Start of RECORDS SHOWN

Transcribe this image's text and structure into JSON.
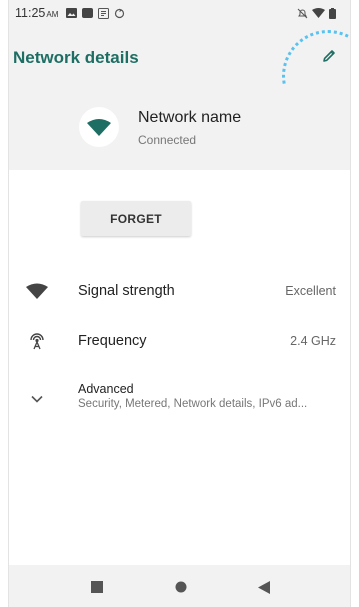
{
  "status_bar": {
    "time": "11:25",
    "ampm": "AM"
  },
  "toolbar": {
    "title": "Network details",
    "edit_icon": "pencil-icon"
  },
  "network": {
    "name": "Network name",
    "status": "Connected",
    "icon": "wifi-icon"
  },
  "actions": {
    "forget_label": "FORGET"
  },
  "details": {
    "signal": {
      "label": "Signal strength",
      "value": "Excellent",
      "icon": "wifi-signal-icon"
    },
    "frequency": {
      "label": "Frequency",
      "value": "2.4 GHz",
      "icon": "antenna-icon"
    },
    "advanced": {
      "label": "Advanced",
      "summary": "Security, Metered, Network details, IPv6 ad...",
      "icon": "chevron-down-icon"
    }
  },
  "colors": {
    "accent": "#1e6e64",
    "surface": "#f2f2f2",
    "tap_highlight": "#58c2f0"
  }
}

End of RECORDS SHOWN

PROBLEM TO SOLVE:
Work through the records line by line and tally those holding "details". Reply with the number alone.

RESPONSE:
3